I will have to ask for a cite for this. Please not that same old, tired email joke about how southerners speak, either.

I have never heard “y’all” used as anything other than as a second person plural pronoun.

Then you’ve never been around Southerners or you are not paying attention.

See my post in a recent thread relating to this.

Just watch an episode of Paula Deen, y’all.

Maybe that’s a common misunderstanding? Here’s my (former) misunderstanding: Not being from New Yawk, and not speaking New Yawkese, I had always thought they say “youse” for “you”, in any of its declensions. It was only within recent memory that I figured out that “youse” is the specifically plural form. (Uh… Have I figured that out right?) I mean… duh… it struck me that “youse” actually sounds like a plural.

So maybe it’s easy for a non-native New Yawkese speaker just to misunderstand the language, and so maybe it’s easy for a non-native Southernese speaker to misunderstand the language.
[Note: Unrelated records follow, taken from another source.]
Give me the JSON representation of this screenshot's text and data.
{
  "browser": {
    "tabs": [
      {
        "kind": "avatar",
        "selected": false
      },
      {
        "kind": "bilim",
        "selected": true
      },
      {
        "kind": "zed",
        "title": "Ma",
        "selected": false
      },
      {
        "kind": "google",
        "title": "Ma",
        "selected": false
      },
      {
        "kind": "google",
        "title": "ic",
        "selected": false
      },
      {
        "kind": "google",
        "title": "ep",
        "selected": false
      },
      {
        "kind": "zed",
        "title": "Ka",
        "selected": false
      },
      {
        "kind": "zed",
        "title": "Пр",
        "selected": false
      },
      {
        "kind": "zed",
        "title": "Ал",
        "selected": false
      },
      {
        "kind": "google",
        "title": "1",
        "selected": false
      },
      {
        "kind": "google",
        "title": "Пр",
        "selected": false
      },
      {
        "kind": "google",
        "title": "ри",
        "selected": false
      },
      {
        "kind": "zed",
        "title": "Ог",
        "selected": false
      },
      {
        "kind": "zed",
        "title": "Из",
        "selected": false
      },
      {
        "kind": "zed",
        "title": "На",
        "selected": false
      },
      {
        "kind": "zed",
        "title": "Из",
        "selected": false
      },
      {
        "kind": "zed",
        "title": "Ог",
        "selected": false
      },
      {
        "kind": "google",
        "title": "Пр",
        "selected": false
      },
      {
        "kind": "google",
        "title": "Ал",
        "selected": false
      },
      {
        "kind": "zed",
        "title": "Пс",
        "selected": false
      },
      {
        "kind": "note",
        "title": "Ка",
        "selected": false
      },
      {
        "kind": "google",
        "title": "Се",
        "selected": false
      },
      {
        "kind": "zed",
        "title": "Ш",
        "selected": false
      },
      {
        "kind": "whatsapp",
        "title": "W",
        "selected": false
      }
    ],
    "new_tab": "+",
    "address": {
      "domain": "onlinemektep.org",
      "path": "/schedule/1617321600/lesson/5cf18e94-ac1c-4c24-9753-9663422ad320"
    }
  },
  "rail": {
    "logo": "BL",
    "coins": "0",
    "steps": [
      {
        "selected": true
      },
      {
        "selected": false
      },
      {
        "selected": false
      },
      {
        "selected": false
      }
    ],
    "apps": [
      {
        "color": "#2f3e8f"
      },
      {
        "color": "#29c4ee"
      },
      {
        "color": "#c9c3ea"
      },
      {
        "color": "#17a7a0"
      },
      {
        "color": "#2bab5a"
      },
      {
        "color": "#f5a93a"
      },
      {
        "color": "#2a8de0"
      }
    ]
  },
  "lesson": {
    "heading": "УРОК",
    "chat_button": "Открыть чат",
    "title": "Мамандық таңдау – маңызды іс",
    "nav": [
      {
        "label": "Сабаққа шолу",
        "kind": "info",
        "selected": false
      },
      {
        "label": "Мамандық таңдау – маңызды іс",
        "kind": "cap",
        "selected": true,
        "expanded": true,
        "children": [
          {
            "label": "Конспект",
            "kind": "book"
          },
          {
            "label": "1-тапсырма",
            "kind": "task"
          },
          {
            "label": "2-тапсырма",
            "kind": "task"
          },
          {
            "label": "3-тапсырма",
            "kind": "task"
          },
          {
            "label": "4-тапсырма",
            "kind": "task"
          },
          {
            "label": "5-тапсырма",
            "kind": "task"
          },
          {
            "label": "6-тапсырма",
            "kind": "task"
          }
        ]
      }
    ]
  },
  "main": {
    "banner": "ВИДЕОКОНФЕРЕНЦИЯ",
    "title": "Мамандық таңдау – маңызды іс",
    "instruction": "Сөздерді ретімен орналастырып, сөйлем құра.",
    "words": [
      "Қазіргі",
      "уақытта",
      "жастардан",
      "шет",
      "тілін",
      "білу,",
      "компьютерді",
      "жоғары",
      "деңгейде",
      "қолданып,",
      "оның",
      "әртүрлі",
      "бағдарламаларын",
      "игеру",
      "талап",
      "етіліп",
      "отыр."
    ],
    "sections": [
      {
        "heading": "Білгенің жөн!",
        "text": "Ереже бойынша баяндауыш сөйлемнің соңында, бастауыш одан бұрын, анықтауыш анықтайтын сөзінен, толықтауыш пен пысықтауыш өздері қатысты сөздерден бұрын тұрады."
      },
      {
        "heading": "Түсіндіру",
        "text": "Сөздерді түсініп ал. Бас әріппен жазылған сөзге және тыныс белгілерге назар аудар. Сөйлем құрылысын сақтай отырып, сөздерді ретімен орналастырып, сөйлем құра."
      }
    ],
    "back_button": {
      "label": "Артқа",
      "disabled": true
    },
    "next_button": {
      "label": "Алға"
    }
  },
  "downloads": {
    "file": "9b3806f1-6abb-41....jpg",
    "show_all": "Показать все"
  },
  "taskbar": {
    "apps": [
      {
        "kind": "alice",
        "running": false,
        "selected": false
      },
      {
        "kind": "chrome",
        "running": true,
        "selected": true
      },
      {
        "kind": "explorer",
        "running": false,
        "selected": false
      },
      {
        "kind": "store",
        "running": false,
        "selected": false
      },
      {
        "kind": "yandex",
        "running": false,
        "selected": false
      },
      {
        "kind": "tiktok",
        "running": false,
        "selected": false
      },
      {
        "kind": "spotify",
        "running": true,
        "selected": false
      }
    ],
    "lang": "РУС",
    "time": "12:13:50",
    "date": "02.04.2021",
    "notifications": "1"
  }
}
Myself, I did understand long ago that we need distinct singular and plural forms for “you”, and early on I picked up on the Southern “you-all” or “y’all” as the easily-understood plural form to use. In my own otherwise-non-Southern speech, I [del]youse[/del] use it regularly.

American Southerner here. I have heard some folks from South Alabama use the word “y’all” to mean the singular “you”. It seems rather pointless to me, but I don’t make up the rules.

Um, yeah. Born and raised in Georgia, where Paula Deen is apparently from. And I can’t remember ever hearing it except on TV shows or from actual rednecks who don’t know any better. She’s a fake. If you hear her kids, who she has on her show nowadays, they don’t have nearly the fake accent that she has. She’s exaggerating and not doing a very good job of it.

Or apparently, she is, since she’s fooling all y’all. :rolleyes:

Perhaps this explains why the stereotypical Quaker usage is “wrong” with respect to the way the pronouns were used when they had still been generally current in the language.

Gosh, kids having a less pronounced accent than one of their parents? Yeah, that never happens in real life. :rolleyes:

Wikipedia quotes H. L. Mencken: “Ninety-nine times out of a hundred, to be sure, you-all indicates a plural, implicit if not explicit, and thus means, when addressed to a single person, ‘you and your folks’ or the like, but the hundredth time it is impossible to discover any such extension of meaning.”
Powers &8^]

I’ve think it is sweet that in most languages the language used to address God is the most formal, but in English the familiar form was reserved for communication with a personal Heavenly Father.

Nope, she only uses it as a second person plural too, you’re just misunderstanding her. Down here we all use “y’all” only to groups of people. If someone said “y’all” to you alone (as in “y’all should come to our house”) they were inviting you and your family as well. “Y’all” is never a singular to a Southern person.

It is common, but it’s also quite common that they’d just code switch. Since they don’t, it’s possible she’s the one code switching, if not outright exaggerating for effect.

Good grief. Pay attention some time. Things people have said to me when I’m the only person around:

Clerk at store: “Did y’all find what you were looking for?”

Waitress: “Can I get y’all anything else?”

And on and on. Who could possibly misunderstand this?

And look at the actual Paula Deen quote I gave: “And now we’ll put that in a 350 degree oven, y’all.”

She uses “y’all” over and over as a generic filler like “um” or “you know”.

Southerners are infamous for not obeying rules of grammar, including their own regionalisms.

That “y’all” is only used for 2nd person plural is a complete myth.

It is only a complete myth if you have checked every village in the entire South.